[Dataset rows describing interfaces]
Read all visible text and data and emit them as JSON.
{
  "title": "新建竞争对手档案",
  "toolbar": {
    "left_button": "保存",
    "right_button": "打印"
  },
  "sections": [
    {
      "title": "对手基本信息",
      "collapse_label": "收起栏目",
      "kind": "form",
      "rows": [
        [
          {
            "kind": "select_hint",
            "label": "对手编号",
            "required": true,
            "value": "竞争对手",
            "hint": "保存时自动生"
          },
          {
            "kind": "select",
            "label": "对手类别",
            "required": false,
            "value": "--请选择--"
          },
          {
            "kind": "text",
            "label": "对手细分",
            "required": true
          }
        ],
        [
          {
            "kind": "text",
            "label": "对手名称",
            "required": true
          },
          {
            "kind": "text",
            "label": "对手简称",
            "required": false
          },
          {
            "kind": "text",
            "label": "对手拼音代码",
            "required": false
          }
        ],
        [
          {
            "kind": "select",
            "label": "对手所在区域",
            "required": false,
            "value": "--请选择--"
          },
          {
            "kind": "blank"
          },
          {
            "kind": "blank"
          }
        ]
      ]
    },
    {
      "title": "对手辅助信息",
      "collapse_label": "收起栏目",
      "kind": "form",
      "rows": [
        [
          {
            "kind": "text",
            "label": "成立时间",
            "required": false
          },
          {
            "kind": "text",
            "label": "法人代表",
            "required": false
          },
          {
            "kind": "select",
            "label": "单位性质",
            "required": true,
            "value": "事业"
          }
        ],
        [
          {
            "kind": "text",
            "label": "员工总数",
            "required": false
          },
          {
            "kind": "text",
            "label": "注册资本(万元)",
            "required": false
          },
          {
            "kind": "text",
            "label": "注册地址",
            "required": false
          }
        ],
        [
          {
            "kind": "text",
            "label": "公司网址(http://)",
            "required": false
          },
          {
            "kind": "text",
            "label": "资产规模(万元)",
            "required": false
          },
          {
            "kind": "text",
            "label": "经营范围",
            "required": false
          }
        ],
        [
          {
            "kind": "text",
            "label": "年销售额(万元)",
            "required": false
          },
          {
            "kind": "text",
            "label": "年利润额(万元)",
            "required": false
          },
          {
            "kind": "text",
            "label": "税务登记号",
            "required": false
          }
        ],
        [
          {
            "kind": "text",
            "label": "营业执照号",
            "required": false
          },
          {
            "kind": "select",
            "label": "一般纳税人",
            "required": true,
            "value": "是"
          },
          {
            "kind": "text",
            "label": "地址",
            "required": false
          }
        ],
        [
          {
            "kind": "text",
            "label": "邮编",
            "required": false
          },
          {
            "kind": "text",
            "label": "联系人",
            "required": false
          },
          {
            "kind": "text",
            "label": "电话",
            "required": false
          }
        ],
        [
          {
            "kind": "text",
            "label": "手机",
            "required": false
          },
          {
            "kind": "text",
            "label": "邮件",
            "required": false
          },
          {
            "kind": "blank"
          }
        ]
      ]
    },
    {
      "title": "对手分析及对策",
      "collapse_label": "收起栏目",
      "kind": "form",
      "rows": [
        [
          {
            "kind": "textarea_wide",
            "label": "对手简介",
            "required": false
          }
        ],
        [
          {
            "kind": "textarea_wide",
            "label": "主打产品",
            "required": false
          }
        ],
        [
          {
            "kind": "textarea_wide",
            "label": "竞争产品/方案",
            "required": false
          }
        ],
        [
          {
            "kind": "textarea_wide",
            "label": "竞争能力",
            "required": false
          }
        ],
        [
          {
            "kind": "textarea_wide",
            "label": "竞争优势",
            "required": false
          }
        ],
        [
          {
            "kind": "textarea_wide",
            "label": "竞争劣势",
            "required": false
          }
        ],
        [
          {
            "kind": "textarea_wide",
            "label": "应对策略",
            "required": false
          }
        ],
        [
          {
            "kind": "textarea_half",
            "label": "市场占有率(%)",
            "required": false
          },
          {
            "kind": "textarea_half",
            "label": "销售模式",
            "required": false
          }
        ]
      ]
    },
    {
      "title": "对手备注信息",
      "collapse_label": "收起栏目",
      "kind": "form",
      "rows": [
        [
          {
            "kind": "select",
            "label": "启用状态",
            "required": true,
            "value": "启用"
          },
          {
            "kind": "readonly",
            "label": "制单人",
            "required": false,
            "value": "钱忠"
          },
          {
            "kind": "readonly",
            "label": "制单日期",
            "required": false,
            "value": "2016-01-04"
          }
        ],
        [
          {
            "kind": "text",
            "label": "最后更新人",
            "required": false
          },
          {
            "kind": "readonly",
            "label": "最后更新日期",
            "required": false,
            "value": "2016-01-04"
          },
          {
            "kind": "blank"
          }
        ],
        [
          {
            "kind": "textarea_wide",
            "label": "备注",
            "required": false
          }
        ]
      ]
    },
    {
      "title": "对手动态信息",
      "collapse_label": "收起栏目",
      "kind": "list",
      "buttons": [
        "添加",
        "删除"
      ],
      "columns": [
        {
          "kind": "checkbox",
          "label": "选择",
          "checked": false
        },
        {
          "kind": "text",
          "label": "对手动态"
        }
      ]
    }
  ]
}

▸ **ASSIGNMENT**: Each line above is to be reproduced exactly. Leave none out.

▸ **RESULT OF THE EXERCISE**:
Read all visible text and data and emit them as JSON.
{
  "title": "新建竞争对手档案",
  "toolbar": {
    "left_button": "保存",
    "right_button": "打印"
  },
  "sections": [
    {
      "title": "对手基本信息",
      "collapse_label": "收起栏目",
      "kind": "form",
      "rows": [
        [
          {
            "kind": "select_hint",
            "label": "对手编号",
            "required": true,
            "value": "竞争对手",
            "hint": "保存时自动生"
          },
          {
            "kind": "select",
            "label": "对手类别",
            "required": false,
            "value": "--请选择--"
          },
          {
            "kind": "text",
            "label": "对手细分",
            "required": true
          }
        ],
        [
          {
            "kind": "text",
            "label": "对手名称",
            "required": true
          },
          {
            "kind": "text",
            "label": "对手简称",
            "required": false
          },
          {
            "kind": "text",
            "label": "对手拼音代码",
            "required": false
          }
        ],
        [
          {
            "kind": "select",
            "label": "对手所在区域",
            "required": false,
            "value": "--请选择--"
          },
          {
            "kind": "blank"
          },
          {
            "kind": "blank"
          }
        ]
      ]
    },
    {
      "title": "对手辅助信息",
      "collapse_label": "收起栏目",
      "kind": "form",
      "rows": [
        [
          {
            "kind": "text",
            "label": "成立时间",
            "required": false
          },
          {
            "kind": "text",
            "label": "法人代表",
            "required": false
          },
          {
            "kind": "select",
            "label": "单位性质",
            "required": true,
            "value": "事业"
          }
        ],
        [
          {
            "kind": "text",
            "label": "员工总数",
            "required": false
          },
          {
            "kind": "text",
            "label": "注册资本(万元)",
            "required": false
          },
          {
            "kind": "text",
            "label": "注册地址",
            "required": false
          }
        ],
        [
          {
            "kind": "text",
            "label": "公司网址(http://)",
            "required": false
          },
          {
            "kind": "text",
            "label": "资产规模(万元)",
            "required": false
          },
          {
            "kind": "text",
            "label": "经营范围",
            "required": false
          }
        ],
        [
          {
            "kind": "text",
            "label": "年销售额(万元)",
            "required": false
          },
          {
            "kind": "text",
            "label": "年利润额(万元)",
            "required": false
          },
          {
            "kind": "text",
            "label": "税务登记号",
            "required": false
          }
        ],
        [
          {
            "kind": "text",
            "label": "营业执照号",
            "required": false
          },
          {
            "kind": "select",
            "label": "一般纳税人",
            "required": true,
            "value": "是"
          },
          {
            "kind": "text",
            "label": "地址",
            "required": false
          }
        ],
        [
          {
            "kind": "text",
            "label": "邮编",
            "required": false
          },
          {
            "kind": "text",
            "label": "联系人",
            "required": false
          },
          {
            "kind": "text",
            "label": "电话",
            "required": false
          }
        ],
        [
          {
            "kind": "text",
            "label": "手机",
            "required": false
          },
          {
            "kind": "text",
            "label": "邮件",
            "required": false
          },
          {
            "kind": "blank"
          }
        ]
      ]
    },
    {
      "title": "对手分析及对策",
      "collapse_label": "收起栏目",
      "kind": "form",
      "rows": [
        [
          {
            "kind": "textarea_wide",
            "label": "对手简介",
            "required": false
          }
        ],
        [
          {
            "kind": "textarea_wide",
            "label": "主打产品",
            "required": false
          }
        ],
        [
          {
            "kind": "textarea_wide",
            "label": "竞争产品/方案",
            "required": false
          }
        ],
        [
          {
            "kind": "textarea_wide",
            "label": "竞争能力",
            "required": false
          }
        ],
        [
          {
            "kind": "textarea_wide",
            "label": "竞争优势",
            "required": false
          }
        ],
        [
          {
            "kind": "textarea_wide",
            "label": "竞争劣势",
            "required": false
          }
        ],
        [
          {
            "kind": "textarea_wide",
            "label": "应对策略",
            "required": false
          }
        ],
        [
          {
            "kind": "textarea_half",
            "label": "市场占有率(%)",
            "required": false
          },
          {
            "kind": "textarea_half",
            "label": "销售模式",
            "required": false
          }
        ]
      ]
    },
    {
      "title": "对手备注信息",
      "collapse_label": "收起栏目",
      "kind": "form",
      "rows": [
        [
          {
            "kind": "select",
            "label": "启用状态",
            "required": true,
            "value": "启用"
          },
          {
            "kind": "readonly",
            "label": "制单人",
            "required": false,
            "value": "钱忠"
          },
          {
            "kind": "readonly",
            "label": "制单日期",
            "required": false,
            "value": "2016-01-04"
          }
        ],
        [
          {
            "kind": "text",
            "label": "最后更新人",
            "required": false
          },
          {
            "kind": "readonly",
            "label": "最后更新日期",
            "required": false,
            "value": "2016-01-04"
          },
          {
            "kind": "blank"
          }
        ],
        [
          {
            "kind": "textarea_wide",
            "label": "备注",
            "required": false
          }
        ]
      ]
    },
    {
      "title": "对手动态信息",
      "collapse_label": "收起栏目",
      "kind": "list",
      "buttons": [
        "添加",
        "删除"
      ],
      "columns": [
        {
          "kind": "checkbox",
          "label": "选择",
          "checked": false
        },
        {
          "kind": "text",
          "label": "对手动态"
        }
      ]
    }
  ]
}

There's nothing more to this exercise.